■ Try it ■
The response must consist of all the entries, duplicated without alteration.

-- Opening Marker --

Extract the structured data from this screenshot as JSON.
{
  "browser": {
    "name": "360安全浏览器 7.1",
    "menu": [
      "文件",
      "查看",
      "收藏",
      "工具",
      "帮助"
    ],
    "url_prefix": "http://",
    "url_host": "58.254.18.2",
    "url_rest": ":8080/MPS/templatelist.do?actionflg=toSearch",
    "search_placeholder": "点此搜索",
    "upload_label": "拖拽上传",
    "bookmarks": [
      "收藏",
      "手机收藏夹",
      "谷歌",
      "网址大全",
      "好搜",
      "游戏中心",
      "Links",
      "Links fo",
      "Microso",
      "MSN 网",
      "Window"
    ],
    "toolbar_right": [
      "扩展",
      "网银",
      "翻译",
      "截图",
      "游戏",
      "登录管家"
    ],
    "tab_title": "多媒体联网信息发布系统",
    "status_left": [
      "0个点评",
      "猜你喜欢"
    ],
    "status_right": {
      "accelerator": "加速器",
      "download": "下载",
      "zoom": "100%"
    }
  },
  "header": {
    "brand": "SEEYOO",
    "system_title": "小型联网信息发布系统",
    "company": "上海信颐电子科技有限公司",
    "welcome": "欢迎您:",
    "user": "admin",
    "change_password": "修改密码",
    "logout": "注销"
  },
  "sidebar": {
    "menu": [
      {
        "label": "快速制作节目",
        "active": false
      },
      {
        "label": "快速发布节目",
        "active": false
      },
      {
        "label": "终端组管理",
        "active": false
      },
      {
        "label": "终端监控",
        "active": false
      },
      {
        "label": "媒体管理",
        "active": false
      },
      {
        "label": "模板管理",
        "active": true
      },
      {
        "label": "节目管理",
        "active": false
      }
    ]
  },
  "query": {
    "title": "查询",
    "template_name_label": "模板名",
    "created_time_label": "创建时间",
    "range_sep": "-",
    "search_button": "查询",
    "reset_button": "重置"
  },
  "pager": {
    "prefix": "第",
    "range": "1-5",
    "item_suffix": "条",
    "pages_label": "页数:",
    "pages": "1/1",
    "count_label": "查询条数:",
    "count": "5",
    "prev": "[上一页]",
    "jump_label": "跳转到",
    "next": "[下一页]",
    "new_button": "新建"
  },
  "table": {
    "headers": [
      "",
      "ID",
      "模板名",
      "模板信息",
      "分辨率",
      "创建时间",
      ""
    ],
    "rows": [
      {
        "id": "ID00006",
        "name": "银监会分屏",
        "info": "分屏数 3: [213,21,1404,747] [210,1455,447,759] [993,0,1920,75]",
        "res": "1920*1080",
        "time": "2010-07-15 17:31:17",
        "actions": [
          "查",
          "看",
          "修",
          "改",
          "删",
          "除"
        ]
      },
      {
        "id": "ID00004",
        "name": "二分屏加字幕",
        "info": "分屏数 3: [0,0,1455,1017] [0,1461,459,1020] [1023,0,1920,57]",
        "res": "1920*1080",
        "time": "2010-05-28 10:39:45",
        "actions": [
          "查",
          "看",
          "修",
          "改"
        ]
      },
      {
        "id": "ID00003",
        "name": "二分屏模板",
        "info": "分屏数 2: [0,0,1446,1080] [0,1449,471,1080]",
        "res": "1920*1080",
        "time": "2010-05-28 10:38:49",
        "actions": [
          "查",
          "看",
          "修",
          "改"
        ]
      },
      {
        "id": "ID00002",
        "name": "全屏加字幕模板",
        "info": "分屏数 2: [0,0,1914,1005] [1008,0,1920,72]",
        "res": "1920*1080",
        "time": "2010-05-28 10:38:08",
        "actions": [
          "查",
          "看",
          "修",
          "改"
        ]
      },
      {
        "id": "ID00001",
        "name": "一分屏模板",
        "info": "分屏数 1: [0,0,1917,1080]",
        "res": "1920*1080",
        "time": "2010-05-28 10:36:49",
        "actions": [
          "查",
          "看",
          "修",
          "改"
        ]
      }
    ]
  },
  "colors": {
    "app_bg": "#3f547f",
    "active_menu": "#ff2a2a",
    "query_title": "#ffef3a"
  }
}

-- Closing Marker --

■ Result for this task ■
Extract the structured data from this screenshot as JSON.
{
  "browser": {
    "name": "360安全浏览器 7.1",
    "menu": [
      "文件",
      "查看",
      "收藏",
      "工具",
      "帮助"
    ],
    "url_prefix": "http://",
    "url_host": "58.254.18.2",
    "url_rest": ":8080/MPS/templatelist.do?actionflg=toSearch",
    "search_placeholder": "点此搜索",
    "upload_label": "拖拽上传",
    "bookmarks": [
      "收藏",
      "手机收藏夹",
      "谷歌",
      "网址大全",
      "好搜",
      "游戏中心",
      "Links",
      "Links fo",
      "Microso",
      "MSN 网",
      "Window"
    ],
    "toolbar_right": [
      "扩展",
      "网银",
      "翻译",
      "截图",
      "游戏",
      "登录管家"
    ],
    "tab_title": "多媒体联网信息发布系统",
    "status_left": [
      "0个点评",
      "猜你喜欢"
    ],
    "status_right": {
      "accelerator": "加速器",
      "download": "下载",
      "zoom": "100%"
    }
  },
  "header": {
    "brand": "SEEYOO",
    "system_title": "小型联网信息发布系统",
    "company": "上海信颐电子科技有限公司",
    "welcome": "欢迎您:",
    "user": "admin",
    "change_password": "修改密码",
    "logout": "注销"
  },
  "sidebar": {
    "menu": [
      {
        "label": "快速制作节目",
        "active": false
      },
      {
        "label": "快速发布节目",
        "active": false
      },
      {
        "label": "终端组管理",
        "active": false
      },
      {
        "label": "终端监控",
        "active": false
      },
      {
        "label": "媒体管理",
        "active": false
      },
      {
        "label": "模板管理",
        "active": true
      },
      {
        "label": "节目管理",
        "active": false
      }
    ]
  },
  "query": {
    "title": "查询",
    "template_name_label": "模板名",
    "created_time_label": "创建时间",
    "range_sep": "-",
    "search_button": "查询",
    "reset_button": "重置"
  },
  "pager": {
    "prefix": "第",
    "range": "1-5",
    "item_suffix": "条",
    "pages_label": "页数:",
    "pages": "1/1",
    "count_label": "查询条数:",
    "count": "5",
    "prev": "[上一页]",
    "jump_label": "跳转到",
    "next": "[下一页]",
    "new_button": "新建"
  },
  "table": {
    "headers": [
      "",
      "ID",
      "模板名",
      "模板信息",
      "分辨率",
      "创建时间",
      ""
    ],
    "rows": [
      {
        "id": "ID00006",
        "name": "银监会分屏",
        "info": "分屏数 3: [213,21,1404,747] [210,1455,447,759] [993,0,1920,75]",
        "res": "1920*1080",
        "time": "2010-07-15 17:31:17",
        "actions": [
          "查",
          "看",
          "修",
          "改",
          "删",
          "除"
        ]
      },
      {
        "id": "ID00004",
        "name": "二分屏加字幕",
        "info": "分屏数 3: [0,0,1455,1017] [0,1461,459,1020] [1023,0,1920,57]",
        "res": "1920*1080",
        "time": "2010-05-28 10:39:45",
        "actions": [
          "查",
          "看",
          "修",
          "改"
        ]
      },
      {
        "id": "ID00003",
        "name": "二分屏模板",
        "info": "分屏数 2: [0,0,1446,1080] [0,1449,471,1080]",
        "res": "1920*1080",
        "time": "2010-05-28 10:38:49",
        "actions": [
          "查",
          "看",
          "修",
          "改"
        ]
      },
      {
        "id": "ID00002",
        "name": "全屏加字幕模板",
        "info": "分屏数 2: [0,0,1914,1005] [1008,0,1920,72]",
        "res": "1920*1080",
        "time": "2010-05-28 10:38:08",
        "actions": [
          "查",
          "看",
          "修",
          "改"
        ]
      },
      {
        "id": "ID00001",
        "name": "一分屏模板",
        "info": "分屏数 1: [0,0,1917,1080]",
        "res": "1920*1080",
        "time": "2010-05-28 10:36:49",
        "actions": [
          "查",
          "看",
          "修",
          "改"
        ]
      }
    ]
  },
  "colors": {
    "app_bg": "#3f547f",
    "active_menu": "#ff2a2a",
    "query_title": "#ffef3a"
  }
}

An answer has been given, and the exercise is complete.